(STUDY MATERIAL)

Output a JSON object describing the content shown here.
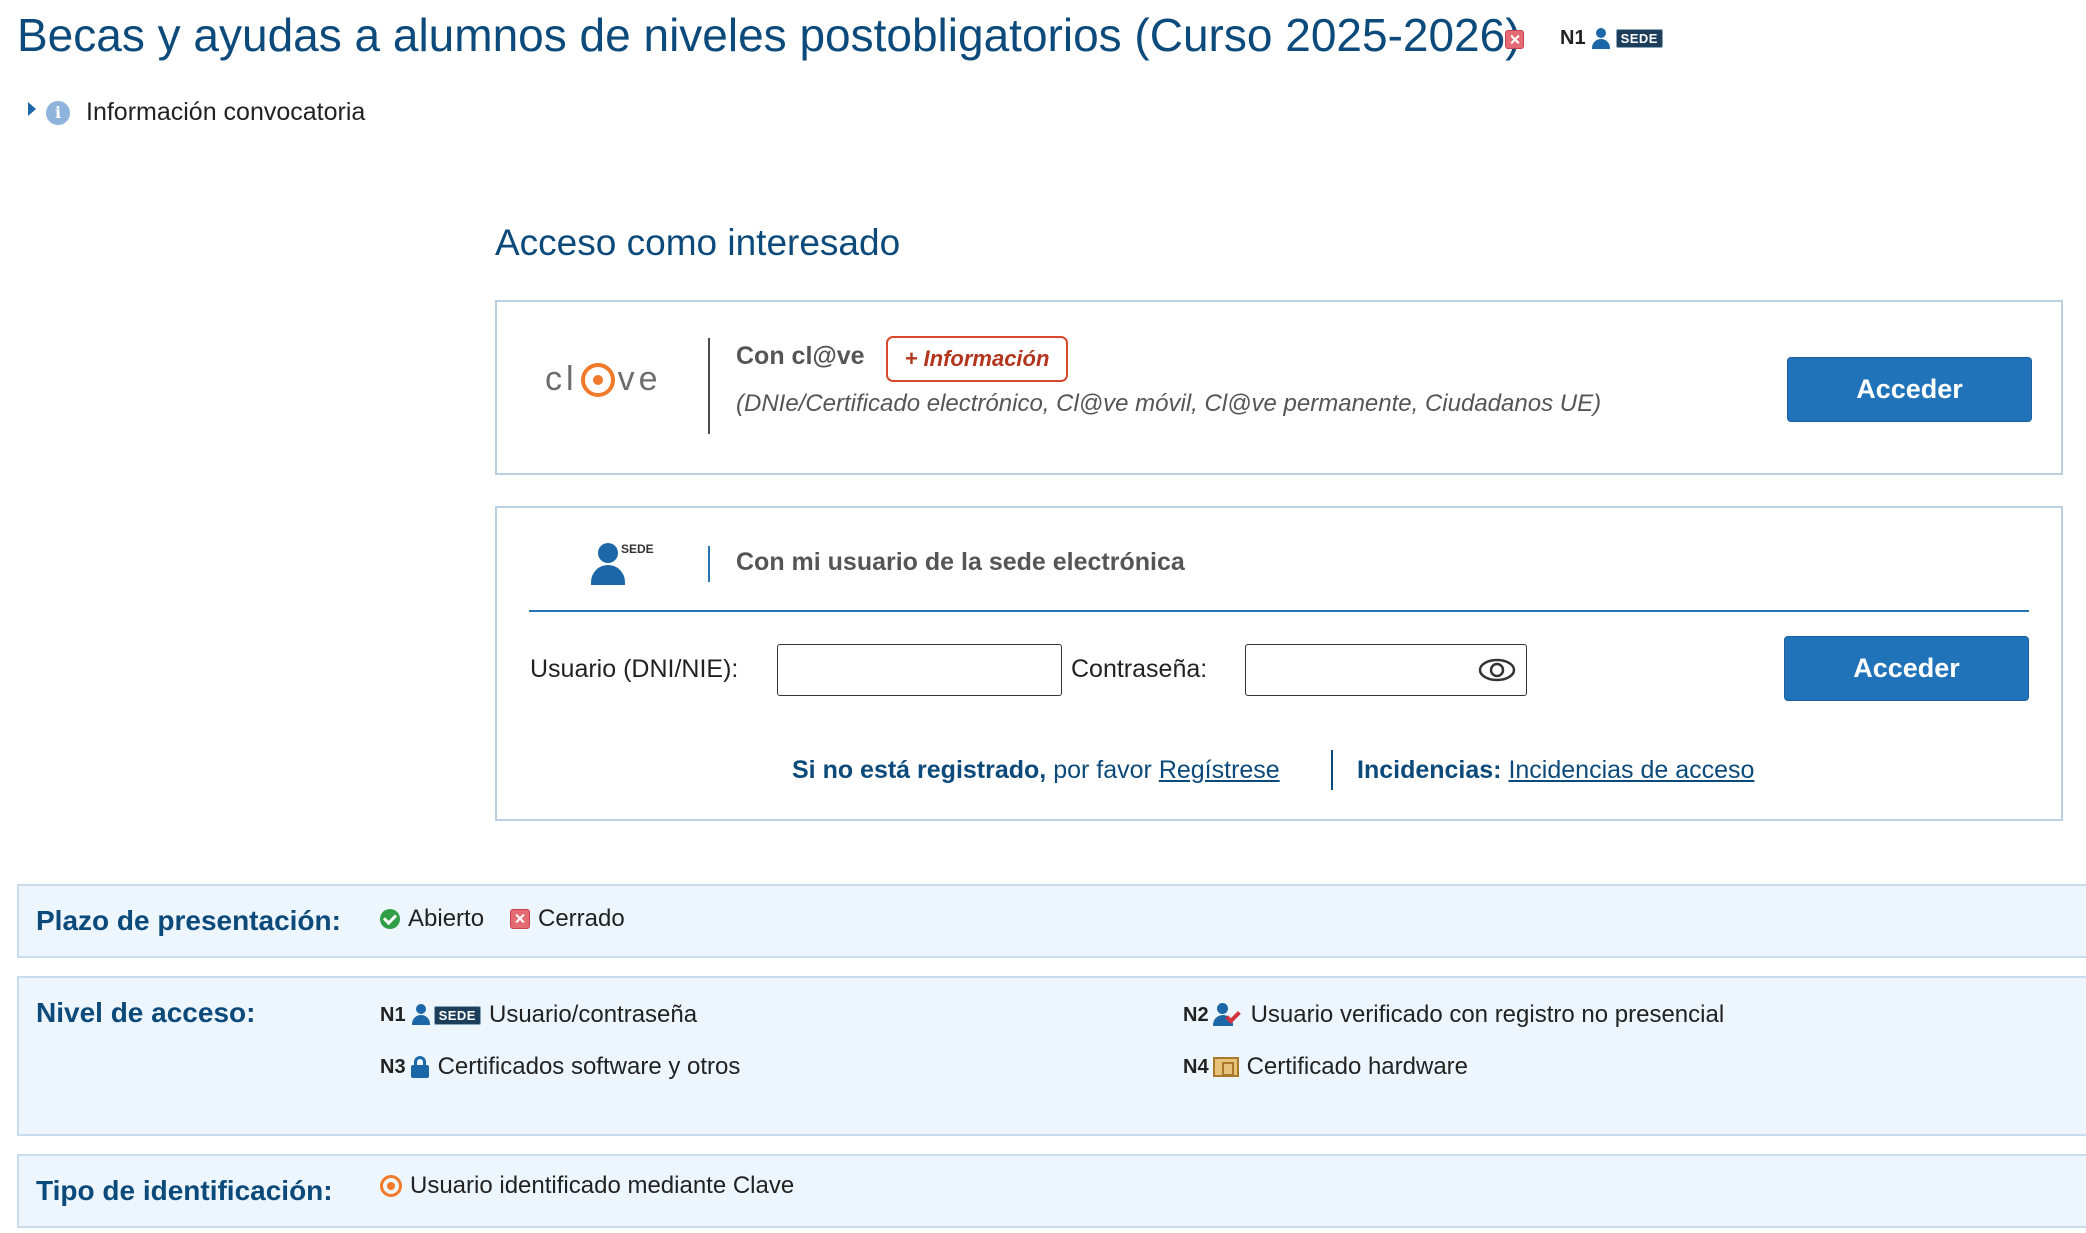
{
  "header": {
    "title": "Becas y ayudas a alumnos de niveles postobligatorios (Curso 2025-2026)",
    "status_icon": "closed-icon",
    "level": "N1",
    "sede_badge": "SEDE"
  },
  "info_toggle": {
    "label": "Información convocatoria"
  },
  "access": {
    "title": "Acceso como interesado",
    "clave": {
      "logo_left": "cl",
      "logo_right": "ve",
      "name": "Con cl@ve",
      "info_button": "+ Información",
      "description": "(DNIe/Certificado electrónico, Cl@ve móvil, Cl@ve permanente, Ciudadanos UE)",
      "button": "Acceder"
    },
    "sede": {
      "icon_text": "SEDE",
      "name": "Con mi usuario de la sede electrónica",
      "user_label": "Usuario (DNI/NIE):",
      "user_value": "",
      "password_label": "Contraseña:",
      "password_value": "",
      "button": "Acceder",
      "register_bold": "Si no está registrado,",
      "register_text": " por favor ",
      "register_link": "Regístrese",
      "incidents_bold": "Incidencias:",
      "incidents_link": "Incidencias de acceso"
    }
  },
  "plazo": {
    "title": "Plazo de presentación:",
    "open": "Abierto",
    "closed": "Cerrado"
  },
  "nivel": {
    "title": "Nivel de acceso:",
    "items": [
      {
        "level": "N1",
        "badge": "SEDE",
        "label": "Usuario/contraseña"
      },
      {
        "level": "N2",
        "label": "Usuario verificado con registro no presencial"
      },
      {
        "level": "N3",
        "label": "Certificados software y otros"
      },
      {
        "level": "N4",
        "label": "Certificado hardware"
      }
    ]
  },
  "tipo": {
    "title": "Tipo de identificación:",
    "label": "Usuario identificado mediante Clave"
  },
  "colors": {
    "title_blue": "#0b4a7a",
    "button_blue": "#2173b9",
    "clave_orange": "#f07a2a",
    "panel_bg": "#eef6fd"
  }
}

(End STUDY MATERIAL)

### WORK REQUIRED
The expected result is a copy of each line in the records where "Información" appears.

### OUTPUT BELOW
    "label": "Información convocatoria"
      "info_button": "+ Información",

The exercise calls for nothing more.